Items from an interface collection
········
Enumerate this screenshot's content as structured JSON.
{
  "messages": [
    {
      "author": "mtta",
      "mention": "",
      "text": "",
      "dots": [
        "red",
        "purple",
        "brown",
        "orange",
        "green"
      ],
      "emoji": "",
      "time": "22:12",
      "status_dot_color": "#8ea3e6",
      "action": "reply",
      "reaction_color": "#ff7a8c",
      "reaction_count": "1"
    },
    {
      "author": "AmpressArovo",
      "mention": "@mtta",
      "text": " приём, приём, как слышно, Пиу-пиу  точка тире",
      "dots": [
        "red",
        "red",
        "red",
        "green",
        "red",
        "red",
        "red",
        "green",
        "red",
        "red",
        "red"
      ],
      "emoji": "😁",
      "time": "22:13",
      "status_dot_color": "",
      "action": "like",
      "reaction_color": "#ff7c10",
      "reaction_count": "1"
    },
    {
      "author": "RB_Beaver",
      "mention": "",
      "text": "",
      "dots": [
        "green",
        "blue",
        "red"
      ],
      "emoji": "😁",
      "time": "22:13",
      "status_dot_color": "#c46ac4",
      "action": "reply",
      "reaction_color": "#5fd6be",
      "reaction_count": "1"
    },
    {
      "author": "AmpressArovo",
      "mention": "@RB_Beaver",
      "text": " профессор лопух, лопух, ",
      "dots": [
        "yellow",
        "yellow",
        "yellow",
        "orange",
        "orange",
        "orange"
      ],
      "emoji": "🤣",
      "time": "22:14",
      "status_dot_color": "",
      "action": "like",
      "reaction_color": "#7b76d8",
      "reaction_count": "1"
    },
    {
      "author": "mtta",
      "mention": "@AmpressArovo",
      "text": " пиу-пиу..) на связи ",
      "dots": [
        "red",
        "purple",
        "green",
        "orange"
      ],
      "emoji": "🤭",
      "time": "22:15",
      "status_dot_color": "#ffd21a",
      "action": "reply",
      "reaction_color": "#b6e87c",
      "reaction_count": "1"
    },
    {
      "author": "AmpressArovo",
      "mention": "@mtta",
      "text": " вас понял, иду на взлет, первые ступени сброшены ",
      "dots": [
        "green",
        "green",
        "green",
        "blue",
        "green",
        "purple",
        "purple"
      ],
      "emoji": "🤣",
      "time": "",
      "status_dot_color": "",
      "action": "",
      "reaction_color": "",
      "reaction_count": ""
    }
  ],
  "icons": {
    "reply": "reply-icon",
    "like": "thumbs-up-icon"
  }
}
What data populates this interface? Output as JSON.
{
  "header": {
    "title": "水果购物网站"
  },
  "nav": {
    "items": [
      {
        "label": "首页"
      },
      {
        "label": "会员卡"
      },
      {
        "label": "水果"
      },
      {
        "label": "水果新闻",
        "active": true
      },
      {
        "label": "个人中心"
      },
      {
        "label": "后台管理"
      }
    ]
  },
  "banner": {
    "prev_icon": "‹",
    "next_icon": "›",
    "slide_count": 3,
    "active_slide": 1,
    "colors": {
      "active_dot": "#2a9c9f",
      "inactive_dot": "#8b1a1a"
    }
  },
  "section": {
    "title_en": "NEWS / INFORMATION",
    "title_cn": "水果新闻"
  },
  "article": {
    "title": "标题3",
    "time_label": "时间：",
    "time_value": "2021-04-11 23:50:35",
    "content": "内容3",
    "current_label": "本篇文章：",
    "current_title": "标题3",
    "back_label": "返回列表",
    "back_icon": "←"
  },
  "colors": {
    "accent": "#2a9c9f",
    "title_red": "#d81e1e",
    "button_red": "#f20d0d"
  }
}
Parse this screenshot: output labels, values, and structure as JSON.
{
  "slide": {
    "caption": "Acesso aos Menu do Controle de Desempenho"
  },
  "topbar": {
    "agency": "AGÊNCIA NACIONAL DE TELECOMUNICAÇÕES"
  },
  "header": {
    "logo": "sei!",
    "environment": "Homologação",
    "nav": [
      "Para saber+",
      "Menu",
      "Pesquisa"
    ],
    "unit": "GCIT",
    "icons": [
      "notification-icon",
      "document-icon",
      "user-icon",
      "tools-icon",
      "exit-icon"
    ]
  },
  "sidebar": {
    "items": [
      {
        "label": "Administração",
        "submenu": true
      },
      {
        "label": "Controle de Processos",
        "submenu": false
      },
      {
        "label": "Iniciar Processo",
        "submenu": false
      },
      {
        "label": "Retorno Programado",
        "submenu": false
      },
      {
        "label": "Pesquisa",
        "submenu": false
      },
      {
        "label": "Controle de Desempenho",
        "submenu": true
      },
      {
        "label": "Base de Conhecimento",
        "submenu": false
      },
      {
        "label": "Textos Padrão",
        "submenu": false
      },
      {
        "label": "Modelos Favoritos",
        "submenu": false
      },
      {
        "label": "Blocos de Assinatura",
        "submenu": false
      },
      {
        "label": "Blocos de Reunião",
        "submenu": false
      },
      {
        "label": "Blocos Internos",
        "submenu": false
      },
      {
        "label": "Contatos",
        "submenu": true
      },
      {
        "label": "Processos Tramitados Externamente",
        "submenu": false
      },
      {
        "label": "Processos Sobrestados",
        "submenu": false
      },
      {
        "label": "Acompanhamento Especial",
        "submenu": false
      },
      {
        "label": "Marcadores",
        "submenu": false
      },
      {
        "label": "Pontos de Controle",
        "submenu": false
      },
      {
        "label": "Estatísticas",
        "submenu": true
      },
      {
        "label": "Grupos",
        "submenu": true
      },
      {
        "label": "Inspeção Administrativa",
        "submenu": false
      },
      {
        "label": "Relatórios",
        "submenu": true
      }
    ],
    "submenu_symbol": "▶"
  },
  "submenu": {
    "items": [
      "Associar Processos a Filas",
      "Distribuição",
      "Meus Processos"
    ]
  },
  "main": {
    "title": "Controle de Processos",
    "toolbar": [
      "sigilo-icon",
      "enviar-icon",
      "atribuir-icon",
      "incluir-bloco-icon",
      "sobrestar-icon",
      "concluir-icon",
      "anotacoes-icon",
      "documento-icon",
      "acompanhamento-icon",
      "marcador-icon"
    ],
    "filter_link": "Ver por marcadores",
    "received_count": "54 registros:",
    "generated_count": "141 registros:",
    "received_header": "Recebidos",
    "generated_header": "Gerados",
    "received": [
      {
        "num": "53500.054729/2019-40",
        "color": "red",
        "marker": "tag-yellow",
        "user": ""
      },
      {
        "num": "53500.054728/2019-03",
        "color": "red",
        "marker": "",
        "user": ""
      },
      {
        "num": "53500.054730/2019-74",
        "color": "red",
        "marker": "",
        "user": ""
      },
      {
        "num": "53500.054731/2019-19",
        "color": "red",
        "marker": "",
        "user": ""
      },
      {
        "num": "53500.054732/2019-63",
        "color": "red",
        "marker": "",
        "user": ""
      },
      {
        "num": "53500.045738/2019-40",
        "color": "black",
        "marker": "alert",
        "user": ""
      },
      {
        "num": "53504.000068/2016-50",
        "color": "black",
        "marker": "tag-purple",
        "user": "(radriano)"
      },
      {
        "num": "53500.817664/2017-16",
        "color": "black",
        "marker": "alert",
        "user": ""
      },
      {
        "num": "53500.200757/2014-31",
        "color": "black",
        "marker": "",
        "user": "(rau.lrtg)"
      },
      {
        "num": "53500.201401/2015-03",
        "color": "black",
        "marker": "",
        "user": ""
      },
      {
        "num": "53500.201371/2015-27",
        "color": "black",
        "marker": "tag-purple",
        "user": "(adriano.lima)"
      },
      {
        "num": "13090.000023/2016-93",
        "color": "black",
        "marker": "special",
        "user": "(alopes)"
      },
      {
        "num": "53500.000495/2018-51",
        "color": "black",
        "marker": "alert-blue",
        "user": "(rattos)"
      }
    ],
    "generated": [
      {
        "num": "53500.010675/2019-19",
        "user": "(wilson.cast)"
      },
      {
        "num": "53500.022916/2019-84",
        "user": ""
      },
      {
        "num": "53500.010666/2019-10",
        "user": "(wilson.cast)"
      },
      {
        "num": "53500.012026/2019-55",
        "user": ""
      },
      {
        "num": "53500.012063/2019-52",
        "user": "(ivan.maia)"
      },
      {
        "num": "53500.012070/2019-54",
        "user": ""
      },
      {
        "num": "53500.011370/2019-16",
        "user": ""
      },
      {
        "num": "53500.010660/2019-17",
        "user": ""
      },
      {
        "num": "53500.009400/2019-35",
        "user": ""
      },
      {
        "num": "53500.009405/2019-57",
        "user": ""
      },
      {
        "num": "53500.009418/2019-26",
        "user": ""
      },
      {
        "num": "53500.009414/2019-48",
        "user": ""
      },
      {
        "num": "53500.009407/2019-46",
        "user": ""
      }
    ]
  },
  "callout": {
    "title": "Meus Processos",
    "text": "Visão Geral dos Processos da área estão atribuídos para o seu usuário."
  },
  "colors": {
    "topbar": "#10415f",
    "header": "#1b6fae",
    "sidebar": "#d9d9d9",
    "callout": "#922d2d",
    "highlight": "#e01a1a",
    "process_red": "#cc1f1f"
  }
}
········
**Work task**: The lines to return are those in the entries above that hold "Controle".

**Answer below**:
    "caption": "Acesso aos Menu do Controle de Desempenho"
        "label": "Controle de Processos",
        "label": "Controle de Desempenho",
        "label": "Pontos de Controle",
    "title": "Controle de Processos",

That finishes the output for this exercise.